Excerpts from an interface dataset:
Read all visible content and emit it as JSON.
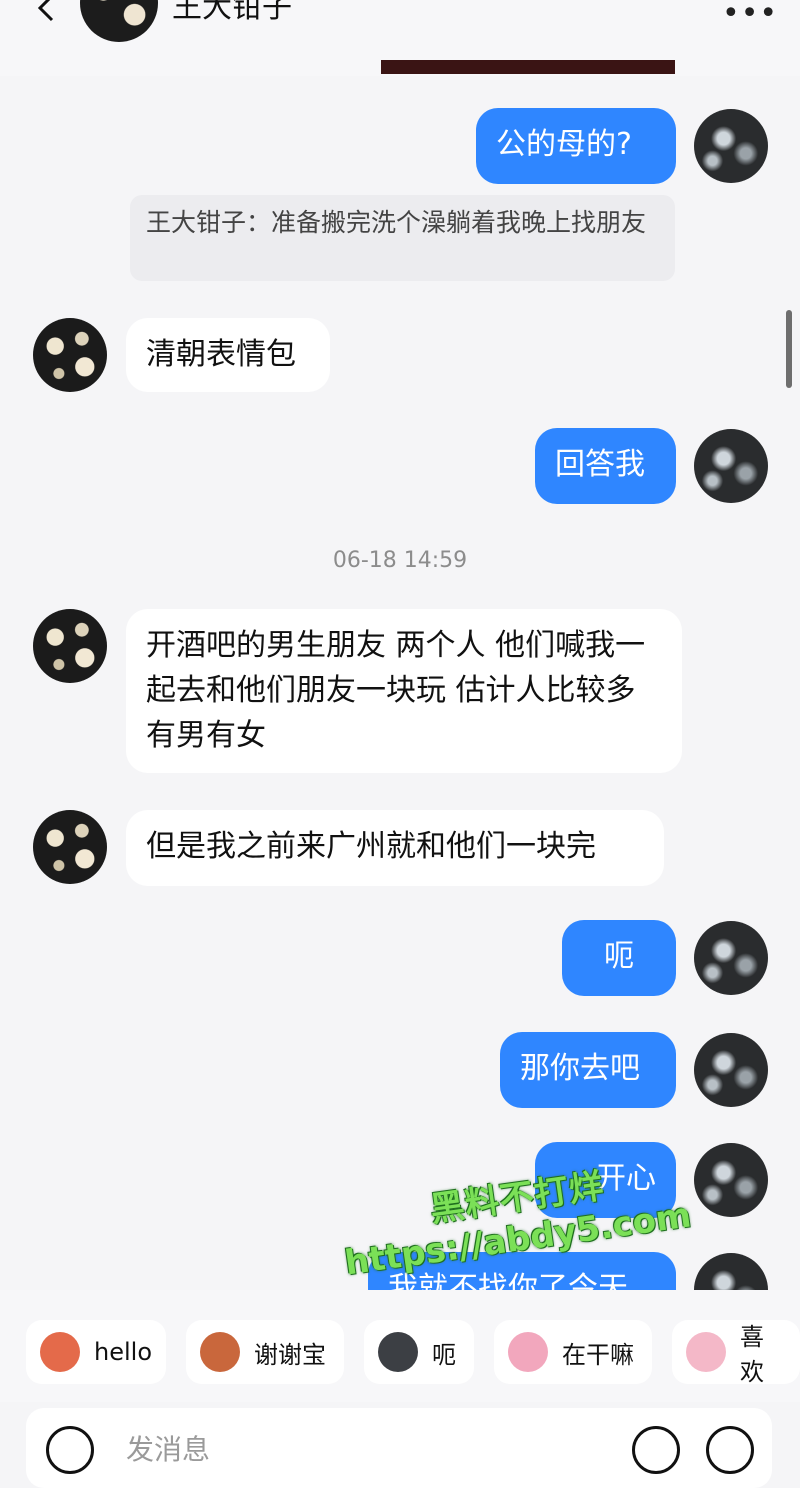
{
  "header": {
    "title": "王大钳子",
    "more": "•••"
  },
  "quote": {
    "text": "王大钳子：准备搬完洗个澡躺着我晚上找朋友"
  },
  "messages": {
    "m1": "公的母的?",
    "m2": "清朝表情包",
    "m3": "回答我",
    "m4": "开酒吧的男生朋友 两个人 他们喊我一起去和他们朋友一块玩 估计人比较多 有男有女",
    "m5": "但是我之前来广州就和他们一块完",
    "m6": "呃",
    "m7": "那你去吧",
    "m8": "开心",
    "m9": "我就不找你了今天"
  },
  "timestamp": "06-18 14:59",
  "watermark": {
    "line1": "黑料不打烊",
    "line2": "https://abdy5.com"
  },
  "quick_replies": [
    "hello",
    "谢谢宝",
    "呃",
    "在干嘛",
    "喜欢"
  ],
  "input": {
    "placeholder": "发消息"
  },
  "colors": {
    "my_bubble": "#2f86ff",
    "their_bubble": "#ffffff",
    "background": "#f5f5f7",
    "watermark": "#7be057"
  }
}
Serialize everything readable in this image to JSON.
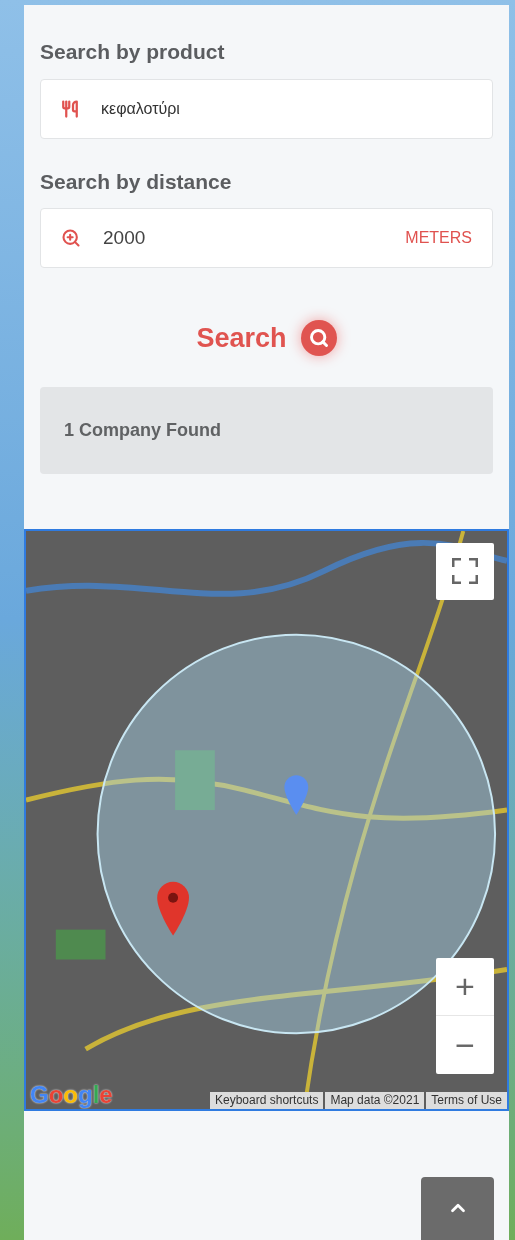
{
  "product_search": {
    "label": "Search by product",
    "value": "κεφαλοτύρι"
  },
  "distance_search": {
    "label": "Search by distance",
    "value": "2000",
    "unit": "METERS"
  },
  "search_button": {
    "label": "Search"
  },
  "results": {
    "text": "1 Company Found"
  },
  "map": {
    "logo": "Google",
    "zoom_in": "+",
    "zoom_out": "−",
    "attribution": [
      "Keyboard shortcuts",
      "Map data ©2021",
      "Terms of Use"
    ]
  }
}
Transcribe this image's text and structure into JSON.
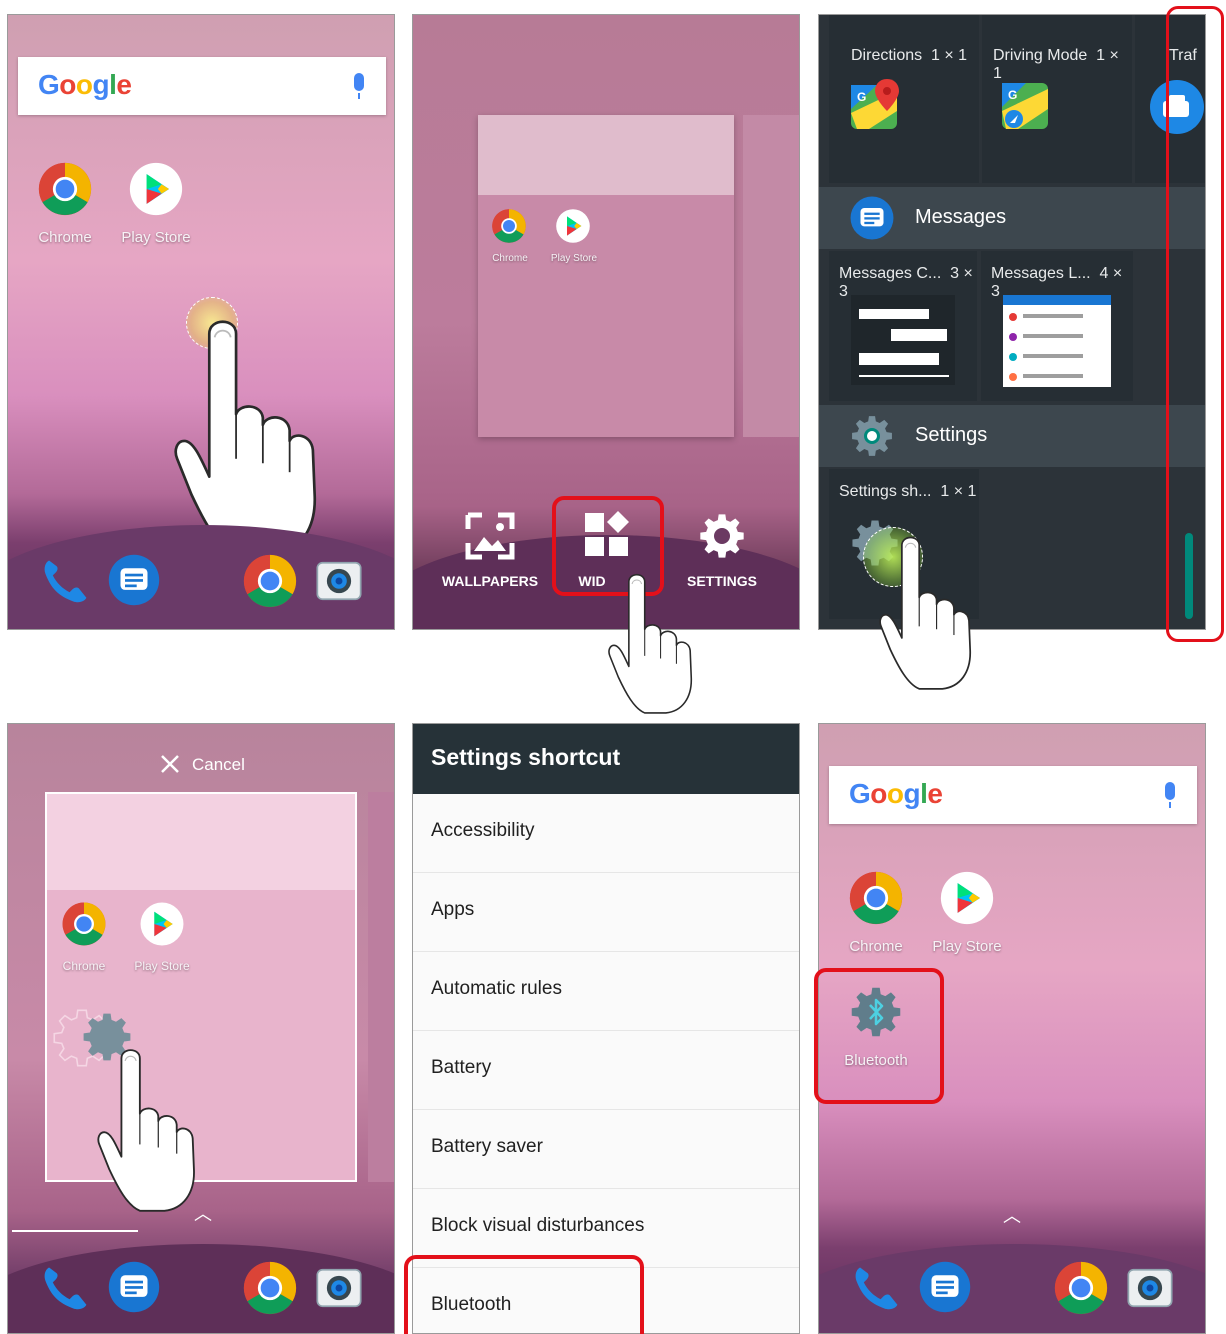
{
  "home": {
    "search_brand": "Google",
    "apps": [
      {
        "label": "Chrome",
        "icon": "chrome-icon"
      },
      {
        "label": "Play Store",
        "icon": "play-store-icon"
      }
    ],
    "dock": [
      "phone-icon",
      "messages-icon",
      "chrome-icon",
      "camera-icon"
    ]
  },
  "overview": {
    "preview_apps": [
      {
        "label": "Chrome"
      },
      {
        "label": "Play Store"
      }
    ],
    "options": [
      {
        "label": "WALLPAPERS",
        "icon": "wallpaper-icon"
      },
      {
        "label": "WIDGETS",
        "visible_text": "WID",
        "icon": "widgets-icon"
      },
      {
        "label": "SETTINGS",
        "icon": "settings-gear-icon"
      }
    ]
  },
  "widgets": {
    "maps_row": [
      {
        "title": "Directions",
        "size": "1 × 1"
      },
      {
        "title": "Driving Mode",
        "size": "1 × 1"
      },
      {
        "title": "Traf"
      }
    ],
    "messages_app": "Messages",
    "messages_row": [
      {
        "title": "Messages C...",
        "size": "3 × 3"
      },
      {
        "title": "Messages L...",
        "size": "4 × 3"
      }
    ],
    "settings_app": "Settings",
    "settings_row": [
      {
        "title": "Settings sh...",
        "size": "1 × 1"
      }
    ]
  },
  "placing": {
    "cancel_label": "Cancel",
    "preview_apps": [
      {
        "label": "Chrome"
      },
      {
        "label": "Play Store"
      }
    ]
  },
  "settings_shortcut": {
    "title": "Settings shortcut",
    "items": [
      "Accessibility",
      "Apps",
      "Automatic rules",
      "Battery",
      "Battery saver",
      "Block visual disturbances",
      "Bluetooth"
    ]
  },
  "result": {
    "search_brand": "Google",
    "apps": [
      {
        "label": "Chrome"
      },
      {
        "label": "Play Store"
      },
      {
        "label": "Bluetooth"
      }
    ]
  },
  "colors": {
    "highlight": "#e3101a",
    "dark_widget_bg": "#2c3339",
    "settings_header": "#263238"
  }
}
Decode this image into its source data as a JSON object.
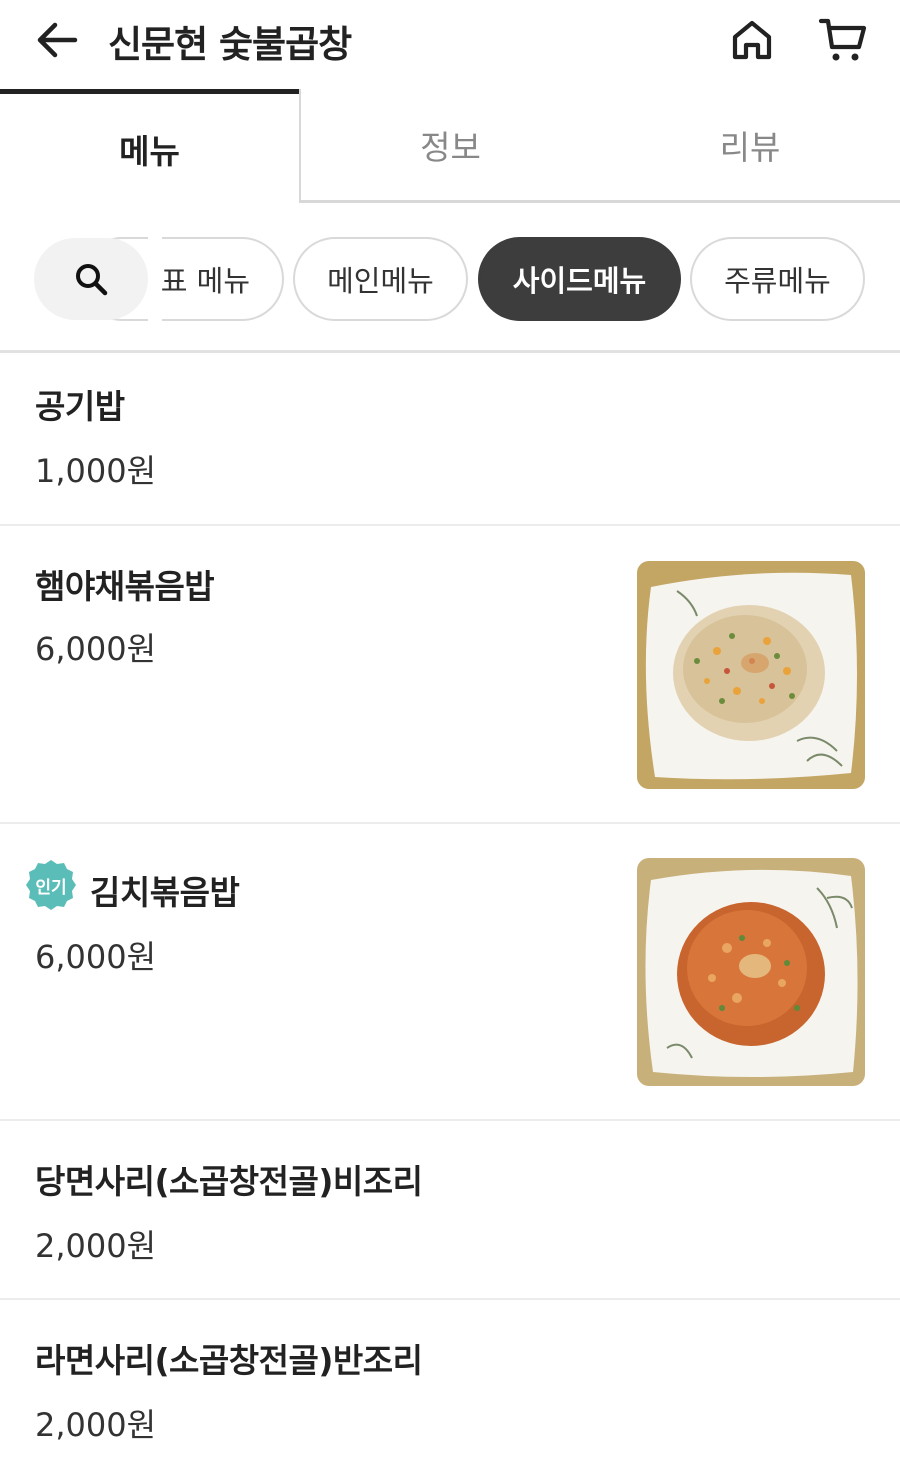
{
  "header": {
    "title": "신문현 숯불곱창",
    "back_icon": "arrow-left-icon",
    "home_icon": "home-icon",
    "cart_icon": "cart-icon"
  },
  "tabs": [
    {
      "label": "메뉴",
      "active": true
    },
    {
      "label": "정보",
      "active": false
    },
    {
      "label": "리뷰",
      "active": false
    }
  ],
  "categories": {
    "search_icon": "search-icon",
    "items": [
      {
        "label": "표 메뉴",
        "active": false
      },
      {
        "label": "메인메뉴",
        "active": false
      },
      {
        "label": "사이드메뉴",
        "active": true
      },
      {
        "label": "주류메뉴",
        "active": false
      }
    ]
  },
  "menu": [
    {
      "name": "공기밥",
      "price": "1,000원"
    },
    {
      "name": "햄야채볶음밥",
      "price": "6,000원",
      "image": "fried-rice-photo"
    },
    {
      "name": "김치볶음밥",
      "price": "6,000원",
      "image": "kimchi-fried-rice-photo",
      "badge": "인기"
    },
    {
      "name": "당면사리(소곱창전골)비조리",
      "price": "2,000원"
    },
    {
      "name": "라면사리(소곱창전골)반조리",
      "price": "2,000원"
    }
  ],
  "colors": {
    "active_chip": "#3d3d3d",
    "badge": "#5bbdb8",
    "divider": "#ececec"
  }
}
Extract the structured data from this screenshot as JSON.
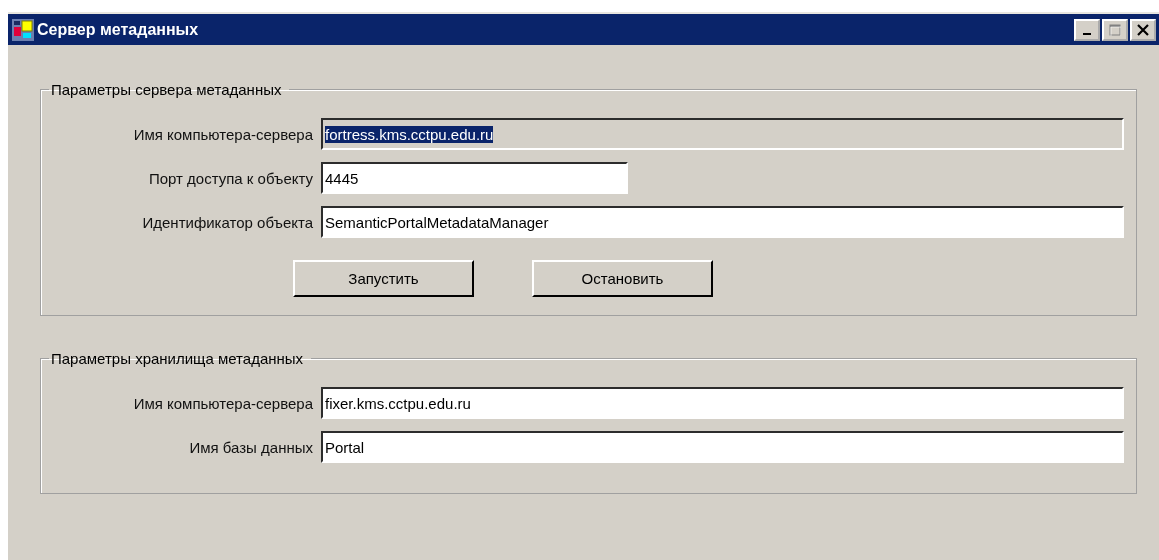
{
  "window": {
    "title": "Сервер метаданных",
    "controls": [
      {
        "kind": "minimize",
        "disabled": false
      },
      {
        "kind": "maximize",
        "disabled": true
      },
      {
        "kind": "close",
        "disabled": false
      }
    ]
  },
  "groups": [
    {
      "title": "Параметры сервера метаданных",
      "fields": [
        {
          "label": "Имя компьютера-сервера",
          "value": "fortress.kms.cctpu.edu.ru",
          "kind": "text",
          "disabled": true,
          "text_selected": true
        },
        {
          "label": "Порт доступа к объекту",
          "value": "4445",
          "kind": "number",
          "disabled": false,
          "text_selected": false
        },
        {
          "label": "Идентификатор объекта",
          "value": "SemanticPortalMetadataManager",
          "kind": "text",
          "disabled": false,
          "text_selected": false
        }
      ],
      "buttons": [
        "Запустить",
        "Остановить"
      ]
    },
    {
      "title": "Параметры хранилища метаданных",
      "fields": [
        {
          "label": "Имя компьютера-сервера",
          "value": "fixer.kms.cctpu.edu.ru",
          "kind": "text",
          "disabled": false,
          "text_selected": false
        },
        {
          "label": "Имя базы данных",
          "value": "Portal",
          "kind": "text",
          "disabled": false,
          "text_selected": false
        }
      ]
    }
  ]
}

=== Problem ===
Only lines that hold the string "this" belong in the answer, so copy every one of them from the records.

=== Expected output ===
Serialize everything readable in this image to JSON.
Transcribe this image's text and structure into JSON.
Decode this image into its source data as a JSON object.
Extract the structured data from this screenshot as JSON.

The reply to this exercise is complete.